DATA below:
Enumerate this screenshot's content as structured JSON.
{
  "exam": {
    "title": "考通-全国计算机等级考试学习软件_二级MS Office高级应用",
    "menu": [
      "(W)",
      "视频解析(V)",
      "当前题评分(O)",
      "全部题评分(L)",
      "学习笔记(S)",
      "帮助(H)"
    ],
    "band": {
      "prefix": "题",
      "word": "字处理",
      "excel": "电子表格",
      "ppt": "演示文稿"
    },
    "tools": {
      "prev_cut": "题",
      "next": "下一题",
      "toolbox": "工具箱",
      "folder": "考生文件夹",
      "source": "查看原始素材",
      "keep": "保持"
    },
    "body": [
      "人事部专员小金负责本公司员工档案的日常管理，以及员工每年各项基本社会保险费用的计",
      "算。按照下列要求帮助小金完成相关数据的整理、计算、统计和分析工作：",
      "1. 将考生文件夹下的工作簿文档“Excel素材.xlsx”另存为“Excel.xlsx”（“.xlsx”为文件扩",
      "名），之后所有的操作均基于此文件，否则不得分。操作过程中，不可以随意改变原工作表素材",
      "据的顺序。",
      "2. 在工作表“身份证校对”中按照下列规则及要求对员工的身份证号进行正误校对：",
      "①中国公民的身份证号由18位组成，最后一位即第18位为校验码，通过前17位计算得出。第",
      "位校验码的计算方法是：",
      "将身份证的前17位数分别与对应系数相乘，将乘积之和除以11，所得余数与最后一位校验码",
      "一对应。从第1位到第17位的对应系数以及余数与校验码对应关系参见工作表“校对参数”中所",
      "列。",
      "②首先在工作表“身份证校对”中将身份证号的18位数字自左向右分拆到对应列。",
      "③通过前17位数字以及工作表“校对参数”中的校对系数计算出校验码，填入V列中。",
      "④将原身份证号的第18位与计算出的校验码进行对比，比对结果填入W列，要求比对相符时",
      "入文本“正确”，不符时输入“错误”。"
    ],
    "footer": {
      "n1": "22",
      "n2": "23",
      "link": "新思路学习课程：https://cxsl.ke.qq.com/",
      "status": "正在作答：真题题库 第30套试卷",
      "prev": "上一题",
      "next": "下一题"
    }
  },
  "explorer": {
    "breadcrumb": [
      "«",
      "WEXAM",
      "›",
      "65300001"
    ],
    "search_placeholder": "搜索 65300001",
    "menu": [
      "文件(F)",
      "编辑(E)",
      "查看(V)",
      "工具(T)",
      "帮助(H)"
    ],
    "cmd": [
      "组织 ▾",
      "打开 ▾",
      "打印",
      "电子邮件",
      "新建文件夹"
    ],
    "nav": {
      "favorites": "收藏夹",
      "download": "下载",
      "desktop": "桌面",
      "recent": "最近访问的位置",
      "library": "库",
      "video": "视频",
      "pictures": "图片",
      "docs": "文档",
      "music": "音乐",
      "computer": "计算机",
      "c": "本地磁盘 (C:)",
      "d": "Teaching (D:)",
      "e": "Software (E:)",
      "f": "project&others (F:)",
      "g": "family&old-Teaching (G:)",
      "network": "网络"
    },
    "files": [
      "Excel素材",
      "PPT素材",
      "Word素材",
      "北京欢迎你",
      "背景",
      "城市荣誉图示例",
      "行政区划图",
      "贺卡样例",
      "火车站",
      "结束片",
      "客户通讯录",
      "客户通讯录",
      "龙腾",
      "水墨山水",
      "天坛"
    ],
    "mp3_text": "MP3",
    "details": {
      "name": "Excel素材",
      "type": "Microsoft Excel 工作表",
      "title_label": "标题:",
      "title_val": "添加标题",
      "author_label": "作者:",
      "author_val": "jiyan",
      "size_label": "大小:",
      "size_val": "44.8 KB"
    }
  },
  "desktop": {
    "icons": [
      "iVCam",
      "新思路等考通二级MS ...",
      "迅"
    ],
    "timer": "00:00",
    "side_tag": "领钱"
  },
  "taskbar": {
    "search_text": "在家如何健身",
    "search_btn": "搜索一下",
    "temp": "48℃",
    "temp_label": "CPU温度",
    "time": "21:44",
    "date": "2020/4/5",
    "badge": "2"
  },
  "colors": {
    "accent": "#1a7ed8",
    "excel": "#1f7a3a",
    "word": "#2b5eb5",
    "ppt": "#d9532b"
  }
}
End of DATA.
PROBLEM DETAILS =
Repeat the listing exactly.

SOLUTION FOR THIS EXERCISE =
Enumerate this screenshot's content as structured JSON.
{
  "exam": {
    "title": "考通-全国计算机等级考试学习软件_二级MS Office高级应用",
    "menu": [
      "(W)",
      "视频解析(V)",
      "当前题评分(O)",
      "全部题评分(L)",
      "学习笔记(S)",
      "帮助(H)"
    ],
    "band": {
      "prefix": "题",
      "word": "字处理",
      "excel": "电子表格",
      "ppt": "演示文稿"
    },
    "tools": {
      "prev_cut": "题",
      "next": "下一题",
      "toolbox": "工具箱",
      "folder": "考生文件夹",
      "source": "查看原始素材",
      "keep": "保持"
    },
    "body": [
      "人事部专员小金负责本公司员工档案的日常管理，以及员工每年各项基本社会保险费用的计",
      "算。按照下列要求帮助小金完成相关数据的整理、计算、统计和分析工作：",
      "1. 将考生文件夹下的工作簿文档“Excel素材.xlsx”另存为“Excel.xlsx”（“.xlsx”为文件扩",
      "名），之后所有的操作均基于此文件，否则不得分。操作过程中，不可以随意改变原工作表素材",
      "据的顺序。",
      "2. 在工作表“身份证校对”中按照下列规则及要求对员工的身份证号进行正误校对：",
      "①中国公民的身份证号由18位组成，最后一位即第18位为校验码，通过前17位计算得出。第",
      "位校验码的计算方法是：",
      "将身份证的前17位数分别与对应系数相乘，将乘积之和除以11，所得余数与最后一位校验码",
      "一对应。从第1位到第17位的对应系数以及余数与校验码对应关系参见工作表“校对参数”中所",
      "列。",
      "②首先在工作表“身份证校对”中将身份证号的18位数字自左向右分拆到对应列。",
      "③通过前17位数字以及工作表“校对参数”中的校对系数计算出校验码，填入V列中。",
      "④将原身份证号的第18位与计算出的校验码进行对比，比对结果填入W列，要求比对相符时",
      "入文本“正确”，不符时输入“错误”。"
    ],
    "footer": {
      "n1": "22",
      "n2": "23",
      "link": "新思路学习课程：https://cxsl.ke.qq.com/",
      "status": "正在作答：真题题库 第30套试卷",
      "prev": "上一题",
      "next": "下一题"
    }
  },
  "explorer": {
    "breadcrumb": [
      "«",
      "WEXAM",
      "›",
      "65300001"
    ],
    "search_placeholder": "搜索 65300001",
    "menu": [
      "文件(F)",
      "编辑(E)",
      "查看(V)",
      "工具(T)",
      "帮助(H)"
    ],
    "cmd": [
      "组织 ▾",
      "打开 ▾",
      "打印",
      "电子邮件",
      "新建文件夹"
    ],
    "nav": {
      "favorites": "收藏夹",
      "download": "下载",
      "desktop": "桌面",
      "recent": "最近访问的位置",
      "library": "库",
      "video": "视频",
      "pictures": "图片",
      "docs": "文档",
      "music": "音乐",
      "computer": "计算机",
      "c": "本地磁盘 (C:)",
      "d": "Teaching (D:)",
      "e": "Software (E:)",
      "f": "project&others (F:)",
      "g": "family&old-Teaching (G:)",
      "network": "网络"
    },
    "files": [
      "Excel素材",
      "PPT素材",
      "Word素材",
      "北京欢迎你",
      "背景",
      "城市荣誉图示例",
      "行政区划图",
      "贺卡样例",
      "火车站",
      "结束片",
      "客户通讯录",
      "客户通讯录",
      "龙腾",
      "水墨山水",
      "天坛"
    ],
    "mp3_text": "MP3",
    "details": {
      "name": "Excel素材",
      "type": "Microsoft Excel 工作表",
      "title_label": "标题:",
      "title_val": "添加标题",
      "author_label": "作者:",
      "author_val": "jiyan",
      "size_label": "大小:",
      "size_val": "44.8 KB"
    }
  },
  "desktop": {
    "icons": [
      "iVCam",
      "新思路等考通二级MS ...",
      "迅"
    ],
    "timer": "00:00",
    "side_tag": "领钱"
  },
  "taskbar": {
    "search_text": "在家如何健身",
    "search_btn": "搜索一下",
    "temp": "48℃",
    "temp_label": "CPU温度",
    "time": "21:44",
    "date": "2020/4/5",
    "badge": "2"
  },
  "colors": {
    "accent": "#1a7ed8",
    "excel": "#1f7a3a",
    "word": "#2b5eb5",
    "ppt": "#d9532b"
  }
}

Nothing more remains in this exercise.